Though those who don’t buy into this seem to be fewer and more far between, it’s still a hotly debated topic that we’re happy to help put to rest. Not only does research not support the belief that vaccines cause autism, but it has definitively proved that they don’t.
Getting in the Way of Their Work
“I’m a dentist, and we know most patients are pretty high anxiety and everybody deals with that in their own ways. Sometimes it’s talking a lot, sometimes its wincing even though nothing hurts, sometimes its even being mean to me or my staff. We get it, and that is why we spend time before any procedures explaining things and talking about anything you want. But what really annoys me is once we get going, I just need you to sit still and keep your mouth wide open. I am performing microsurgery on your tooth with a very sharp drill that spins at 300,000 rpm and I need to make cuts to tolerances of 1/10 of a millimeter in dark confined spaces in the back of your mouth.
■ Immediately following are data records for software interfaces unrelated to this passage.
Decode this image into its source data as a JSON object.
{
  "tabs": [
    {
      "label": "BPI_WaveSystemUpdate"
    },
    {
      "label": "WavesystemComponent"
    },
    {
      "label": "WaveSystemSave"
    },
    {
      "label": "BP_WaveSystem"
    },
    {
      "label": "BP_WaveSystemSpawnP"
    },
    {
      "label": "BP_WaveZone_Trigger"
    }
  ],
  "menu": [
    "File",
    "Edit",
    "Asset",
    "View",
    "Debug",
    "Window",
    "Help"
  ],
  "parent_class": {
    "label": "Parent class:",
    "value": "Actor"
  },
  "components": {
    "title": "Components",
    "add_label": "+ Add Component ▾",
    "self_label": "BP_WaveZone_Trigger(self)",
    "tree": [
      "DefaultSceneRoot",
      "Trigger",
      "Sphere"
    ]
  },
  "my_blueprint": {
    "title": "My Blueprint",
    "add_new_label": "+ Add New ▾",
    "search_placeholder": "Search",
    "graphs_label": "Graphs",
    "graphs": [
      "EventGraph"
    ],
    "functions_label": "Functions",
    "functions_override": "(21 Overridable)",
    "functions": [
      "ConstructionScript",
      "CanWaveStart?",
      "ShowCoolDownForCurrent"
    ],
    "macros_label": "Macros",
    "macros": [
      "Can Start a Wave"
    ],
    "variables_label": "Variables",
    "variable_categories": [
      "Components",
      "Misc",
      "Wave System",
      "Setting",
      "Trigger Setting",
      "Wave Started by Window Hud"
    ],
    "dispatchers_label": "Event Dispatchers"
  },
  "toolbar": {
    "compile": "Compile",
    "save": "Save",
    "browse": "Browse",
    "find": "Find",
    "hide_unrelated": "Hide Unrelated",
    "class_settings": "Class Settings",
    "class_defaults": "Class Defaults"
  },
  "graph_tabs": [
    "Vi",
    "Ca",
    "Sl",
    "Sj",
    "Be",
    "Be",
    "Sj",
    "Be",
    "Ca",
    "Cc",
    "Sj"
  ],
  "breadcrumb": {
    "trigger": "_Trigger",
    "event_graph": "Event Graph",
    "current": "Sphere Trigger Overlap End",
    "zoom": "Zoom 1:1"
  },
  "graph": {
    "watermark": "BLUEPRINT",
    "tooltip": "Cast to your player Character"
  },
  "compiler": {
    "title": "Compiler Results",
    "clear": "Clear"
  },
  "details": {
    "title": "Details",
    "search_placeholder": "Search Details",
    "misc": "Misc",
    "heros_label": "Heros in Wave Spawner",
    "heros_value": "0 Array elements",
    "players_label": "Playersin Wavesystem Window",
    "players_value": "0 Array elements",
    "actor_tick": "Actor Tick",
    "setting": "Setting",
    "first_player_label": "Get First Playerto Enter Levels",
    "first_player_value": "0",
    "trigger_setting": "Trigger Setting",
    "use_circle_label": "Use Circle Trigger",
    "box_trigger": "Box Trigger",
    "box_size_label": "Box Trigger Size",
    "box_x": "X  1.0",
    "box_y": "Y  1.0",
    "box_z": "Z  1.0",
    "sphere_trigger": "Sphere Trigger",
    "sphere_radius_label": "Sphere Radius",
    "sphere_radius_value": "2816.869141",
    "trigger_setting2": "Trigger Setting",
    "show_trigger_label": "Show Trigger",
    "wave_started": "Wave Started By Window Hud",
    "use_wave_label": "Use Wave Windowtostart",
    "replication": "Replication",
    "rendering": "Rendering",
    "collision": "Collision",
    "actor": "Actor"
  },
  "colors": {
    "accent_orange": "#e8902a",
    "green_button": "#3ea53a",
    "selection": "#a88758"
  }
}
I’m sorry you don’t like the feeling of your own saliva pooling in your mouth but I just need you to suck it up for 30 seconds so I can do a good job and we won’t have to re-do this in 6 months.”—Cleric7x9
If you’re like us, you don’t enjoy it when a doctor tells you about the procedure they’re about to perform in detail. For someone who’s already nervous, hearing things like that only make it worse. However, nervous or not, your duty as a patient in times like this is to sit still and let the doctor work. The reality of what could happen if you don’t is way worse than all of your imagined fears.
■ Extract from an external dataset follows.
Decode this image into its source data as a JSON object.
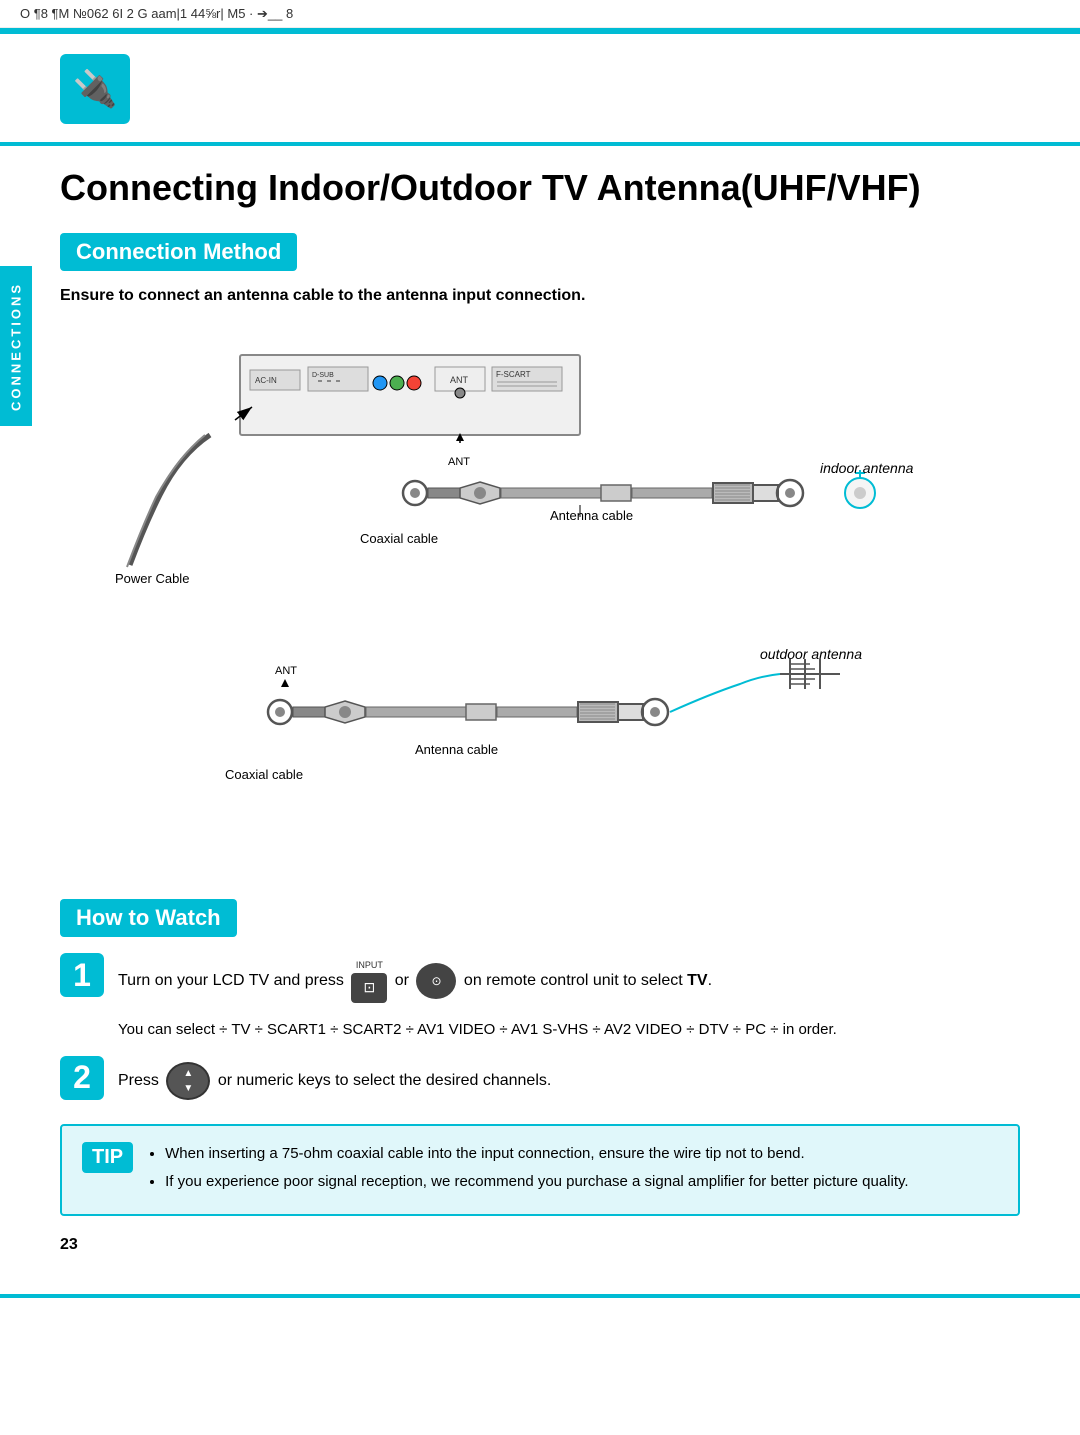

Preferring the Advice of the Internet
“Come to me and ask me what they could potentially have, and then INTERRUPT ME because their Google PhD knows better.”—ilovesushiman
Listen, there’s nothing wrong with doing a little bit of research on your own at home. By looking things up yourself, you might be able to describe your symptoms a little better at your appointment, or even make correlations between your symptoms and your everyday activities so you can ask your doctor more about how these things can affect you.
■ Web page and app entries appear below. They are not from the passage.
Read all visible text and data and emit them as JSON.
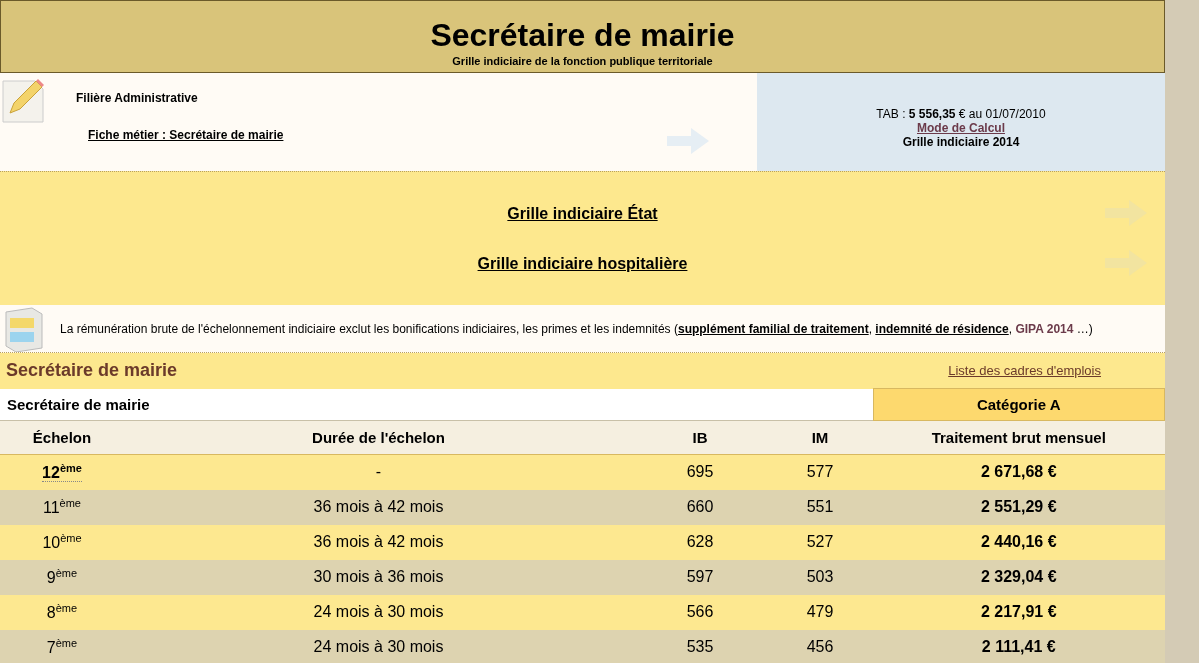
{
  "header": {
    "title": "Secrétaire de mairie",
    "subtitle": "Grille indiciaire de la fonction publique territoriale"
  },
  "info": {
    "filiere": "Filière Administrative",
    "fiche_link": "Fiche métier : Secrétaire de mairie",
    "tab": "TAB : **5 556,35** € au 01/07/2010",
    "mode_link": "Mode de Calcul",
    "grille": "Grille indiciaire 2014"
  },
  "other_grids": [
    "Grille indiciaire État",
    "Grille indiciaire hospitalière"
  ],
  "notice": [
    {
      "kind": "text",
      "text": "La rémunération brute de l'échelonnement indiciaire exclut les bonifications indiciaires, les primes et les indemnités ("
    },
    {
      "kind": "link",
      "text": "supplément familial de traitement"
    },
    {
      "kind": "text",
      "text": ", "
    },
    {
      "kind": "link",
      "text": "indemnité de résidence"
    },
    {
      "kind": "text",
      "text": ", "
    },
    {
      "kind": "emph",
      "text": "GIPA 2014"
    },
    {
      "kind": "text",
      "text": " …)"
    }
  ],
  "section": {
    "title": "Secrétaire de mairie",
    "link": "Liste des cadres d'emplois"
  },
  "table": {
    "name": "Secrétaire de mairie",
    "category": "Catégorie A",
    "columns": [
      "Échelon",
      "Durée de l'échelon",
      "IB",
      "IM",
      "Traitement brut mensuel"
    ],
    "rows": [
      {
        "echelon": "12$^{ème}$",
        "duree": "-",
        "ib": "695",
        "im": "577",
        "traitement": "2 671,68 €",
        "top": true
      },
      {
        "echelon": "11$^{ème}$",
        "duree": "36 mois à 42 mois",
        "ib": "660",
        "im": "551",
        "traitement": "2 551,29 €",
        "top": false
      },
      {
        "echelon": "10$^{ème}$",
        "duree": "36 mois à 42 mois",
        "ib": "628",
        "im": "527",
        "traitement": "2 440,16 €",
        "top": false
      },
      {
        "echelon": "9$^{ème}$",
        "duree": "30 mois à 36 mois",
        "ib": "597",
        "im": "503",
        "traitement": "2 329,04 €",
        "top": false
      },
      {
        "echelon": "8$^{ème}$",
        "duree": "24 mois à 30 mois",
        "ib": "566",
        "im": "479",
        "traitement": "2 217,91 €",
        "top": false
      },
      {
        "echelon": "7$^{ème}$",
        "duree": "24 mois à 30 mois",
        "ib": "535",
        "im": "456",
        "traitement": "2 111,41 €",
        "top": false
      }
    ]
  }
}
However, don’t let it get to your head. It’s great to have a more informed conversation with your doctor, but they’re ultimately the expert.
Having Unrealistic Expectations
“I’d say the general belief many patients have nowadays that pain is never okay, that being sick and feeling like s*** while your body heals is unacceptable. You broke your ankle, I can do lots of things to help you heal and be in less pain, but it’s going to hurt. Being pain-free is impossible. You have the flu? You’re going to feel like complete ass for 5-7 days, feverish, achy, weak, coughing. Frankly unless you’re seriously ill, you shouldn’t be contaminating your community and my waiting room–go to bed, take Tylenol or ibuprofen, fluids, and wait.”—darwinsnightmare
In a day where there seems to be a solution to everything, it can be hard to go through recovery wondering when you’ll finally feel better. Ultimately, though, sometimes being sick or injured just won’t be comfortable, no matter what you or your doctor do.
While you wait it out, follow the recommendations they give you—they’re giving it to you for a reason, and it’s to make recovery as smooth as possible for you.
Putting Off Screening Tests and Checkups
“Patients who don’t use their screening opportunities! I’m in the UK so it’s all free, but so many people don’t get their cervical smears, or bowel cancer screening, mammograms, routine STI and HIV checks not just when you think you might have caught one. It’s such a small part of your time and has the potential to save your life.”—jefferlewpew
We know that hearing a terrifying diagnosis isn’t easy, and it’s one of the biggest reasons why people choose not to go to the doctor. However, one visit could be the difference between a mild illness that’s easy to treat and one that’s widespread and harder to get rid of. Ultimately, no one can force you to see a doctor but yourself, but realize that your health and future are in your hands if you don’t.
Ultimately, no one can force you to see a doctor but yourself, but realize that your health and future are in your hands if you don’t.